INPUT FOR THIS TASK START

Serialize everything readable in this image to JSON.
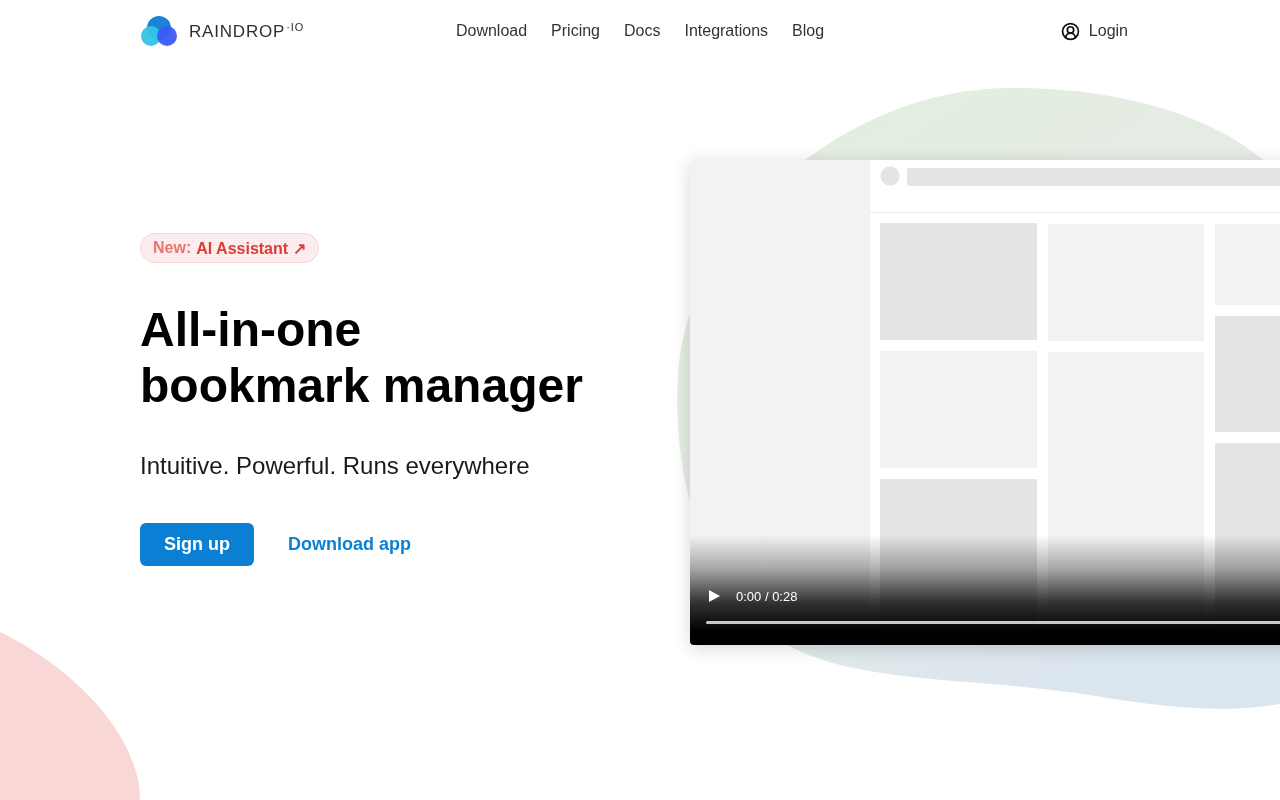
{
  "header": {
    "logo": {
      "text": "RAINDROP$^{·IO}$"
    },
    "nav": [
      "Download",
      "Pricing",
      "Docs",
      "Integrations",
      "Blog"
    ],
    "login": {
      "label": "Login"
    }
  },
  "hero": {
    "badge": {
      "prefix": "New:",
      "label": "AI Assistant ↗"
    },
    "title": "All-in-one bookmark manager",
    "subtitle": "Intuitive. Powerful. Runs everywhere",
    "actions": [
      {
        "kind": "primary",
        "label": "Sign up"
      },
      {
        "kind": "link",
        "label": "Download app"
      }
    ]
  },
  "video": {
    "playing": false,
    "time": "0:00 / 0:28"
  }
}
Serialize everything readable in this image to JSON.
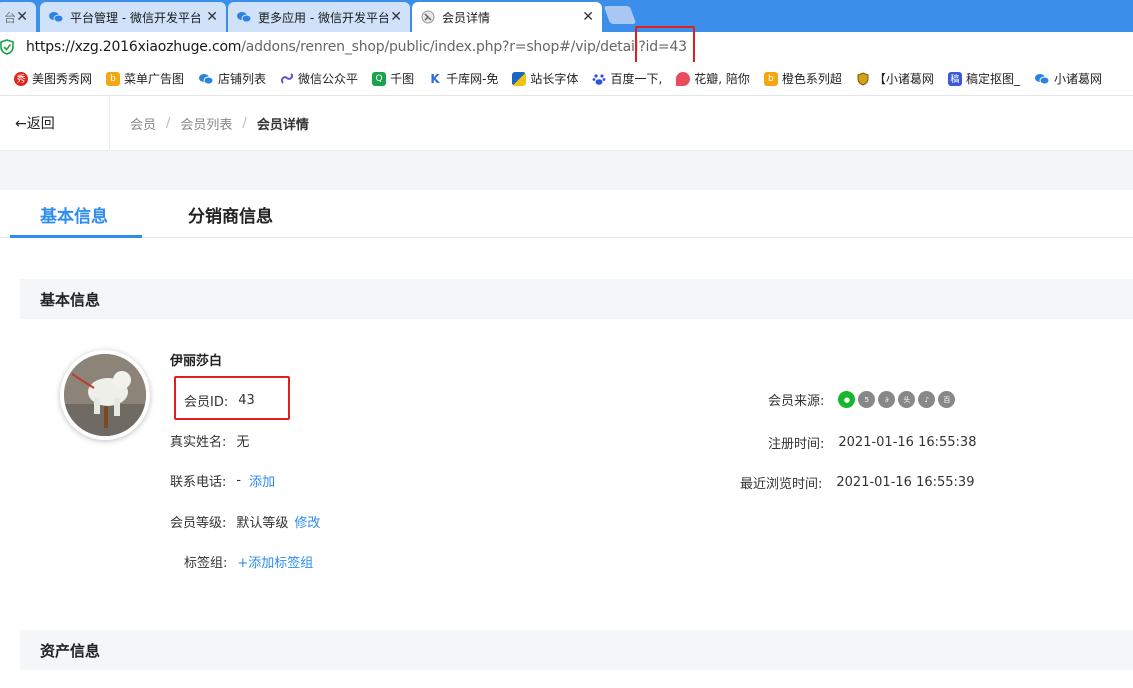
{
  "browser": {
    "tabs": [
      {
        "label": "台",
        "active": false
      },
      {
        "label": "平台管理 - 微信开发平台",
        "active": false
      },
      {
        "label": "更多应用 - 微信开发平台",
        "active": false
      },
      {
        "label": "会员详情",
        "active": true
      }
    ],
    "close_glyph": "✕",
    "url_main": "https://xzg.2016xiaozhuge.com",
    "url_rest": "/addons/renren_shop/public/index.php?r=shop#/vip/detail?id=43"
  },
  "bookmarks": [
    {
      "label": "美图秀秀网",
      "color": "#e2261d",
      "glyph": "秀"
    },
    {
      "label": "菜单广告图",
      "color": "#f2a60f",
      "glyph": "b"
    },
    {
      "label": "店铺列表",
      "color": "#2a82e4",
      "glyph": ""
    },
    {
      "label": "微信公众平",
      "color": "#6b4fcf",
      "glyph": ""
    },
    {
      "label": "千图",
      "color": "#1aa34a",
      "glyph": "Q"
    },
    {
      "label": "千库网-免",
      "color": "#2b6be0",
      "glyph": "K"
    },
    {
      "label": "站长字体",
      "color": "#1867c0",
      "glyph": ""
    },
    {
      "label": "百度一下,",
      "color": "#2b52e0",
      "glyph": ""
    },
    {
      "label": "花瓣, 陪你",
      "color": "#e84b5a",
      "glyph": ""
    },
    {
      "label": "橙色系列超",
      "color": "#f2a60f",
      "glyph": "b"
    },
    {
      "label": "【小诸葛网",
      "color": "#d4a017",
      "glyph": ""
    },
    {
      "label": "稿定抠图_",
      "color": "#3a5bd9",
      "glyph": "稿"
    },
    {
      "label": "小诸葛网",
      "color": "#2a82e4",
      "glyph": ""
    }
  ],
  "header": {
    "back_label": "←返回",
    "breadcrumb": [
      "会员",
      "会员列表",
      "会员详情"
    ],
    "sep": "/"
  },
  "page_tabs": [
    {
      "label": "基本信息",
      "active": true
    },
    {
      "label": "分销商信息",
      "active": false
    }
  ],
  "basic": {
    "section_title": "基本信息",
    "name": "伊丽莎白",
    "id_label": "会员ID:",
    "id_value": "43",
    "realname_label": "真实姓名:",
    "realname_value": "无",
    "phone_label": "联系电话:",
    "phone_value": "-",
    "phone_add": "添加",
    "level_label": "会员等级:",
    "level_value": "默认等级",
    "level_edit": "修改",
    "tag_label": "标签组:",
    "tag_add": "+添加标签组",
    "source_label": "会员来源:",
    "source_icons": [
      "wechat-icon",
      "h5-icon",
      "mini-program-icon",
      "toutiao-icon",
      "douyin-icon",
      "baidu-icon"
    ],
    "reg_label": "注册时间:",
    "reg_value": "2021-01-16 16:55:38",
    "visit_label": "最近浏览时间:",
    "visit_value": "2021-01-16 16:55:39"
  },
  "assets": {
    "section_title": "资产信息"
  },
  "colors": {
    "tab_strip": "#3b8eea",
    "accent": "#2d8cf0",
    "highlight": "#e02020"
  }
}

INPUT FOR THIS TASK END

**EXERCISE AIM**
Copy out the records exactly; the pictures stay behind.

**RESULT OF THIS TASK**
Serialize everything readable in this image to JSON.
{
  "header": {
    "logo": {
      "text": "RAINDROP$^{·IO}$"
    },
    "nav": [
      "Download",
      "Pricing",
      "Docs",
      "Integrations",
      "Blog"
    ],
    "login": {
      "label": "Login"
    }
  },
  "hero": {
    "badge": {
      "prefix": "New:",
      "label": "AI Assistant ↗"
    },
    "title": "All-in-one bookmark manager",
    "subtitle": "Intuitive. Powerful. Runs everywhere",
    "actions": [
      {
        "kind": "primary",
        "label": "Sign up"
      },
      {
        "kind": "link",
        "label": "Download app"
      }
    ]
  },
  "video": {
    "playing": false,
    "time": "0:00 / 0:28"
  }
}
Serialize everything readable in this image to JSON.
{
  "browser": {
    "tabs": [
      {
        "label": "台",
        "active": false
      },
      {
        "label": "平台管理 - 微信开发平台",
        "active": false
      },
      {
        "label": "更多应用 - 微信开发平台",
        "active": false
      },
      {
        "label": "会员详情",
        "active": true
      }
    ],
    "close_glyph": "✕",
    "url_main": "https://xzg.2016xiaozhuge.com",
    "url_rest": "/addons/renren_shop/public/index.php?r=shop#/vip/detail?id=43"
  },
  "bookmarks": [
    {
      "label": "美图秀秀网",
      "color": "#e2261d",
      "glyph": "秀"
    },
    {
      "label": "菜单广告图",
      "color": "#f2a60f",
      "glyph": "b"
    },
    {
      "label": "店铺列表",
      "color": "#2a82e4",
      "glyph": ""
    },
    {
      "label": "微信公众平",
      "color": "#6b4fcf",
      "glyph": ""
    },
    {
      "label": "千图",
      "color": "#1aa34a",
      "glyph": "Q"
    },
    {
      "label": "千库网-免",
      "color": "#2b6be0",
      "glyph": "K"
    },
    {
      "label": "站长字体",
      "color": "#1867c0",
      "glyph": ""
    },
    {
      "label": "百度一下,",
      "color": "#2b52e0",
      "glyph": ""
    },
    {
      "label": "花瓣, 陪你",
      "color": "#e84b5a",
      "glyph": ""
    },
    {
      "label": "橙色系列超",
      "color": "#f2a60f",
      "glyph": "b"
    },
    {
      "label": "【小诸葛网",
      "color": "#d4a017",
      "glyph": ""
    },
    {
      "label": "稿定抠图_",
      "color": "#3a5bd9",
      "glyph": "稿"
    },
    {
      "label": "小诸葛网",
      "color": "#2a82e4",
      "glyph": ""
    }
  ],
  "header": {
    "back_label": "←返回",
    "breadcrumb": [
      "会员",
      "会员列表",
      "会员详情"
    ],
    "sep": "/"
  },
  "page_tabs": [
    {
      "label": "基本信息",
      "active": true
    },
    {
      "label": "分销商信息",
      "active": false
    }
  ],
  "basic": {
    "section_title": "基本信息",
    "name": "伊丽莎白",
    "id_label": "会员ID:",
    "id_value": "43",
    "realname_label": "真实姓名:",
    "realname_value": "无",
    "phone_label": "联系电话:",
    "phone_value": "-",
    "phone_add": "添加",
    "level_label": "会员等级:",
    "level_value": "默认等级",
    "level_edit": "修改",
    "tag_label": "标签组:",
    "tag_add": "+添加标签组",
    "source_label": "会员来源:",
    "source_icons": [
      "wechat-icon",
      "h5-icon",
      "mini-program-icon",
      "toutiao-icon",
      "douyin-icon",
      "baidu-icon"
    ],
    "reg_label": "注册时间:",
    "reg_value": "2021-01-16 16:55:38",
    "visit_label": "最近浏览时间:",
    "visit_value": "2021-01-16 16:55:39"
  },
  "assets": {
    "section_title": "资产信息"
  },
  "colors": {
    "tab_strip": "#3b8eea",
    "accent": "#2d8cf0",
    "highlight": "#e02020"
  }
}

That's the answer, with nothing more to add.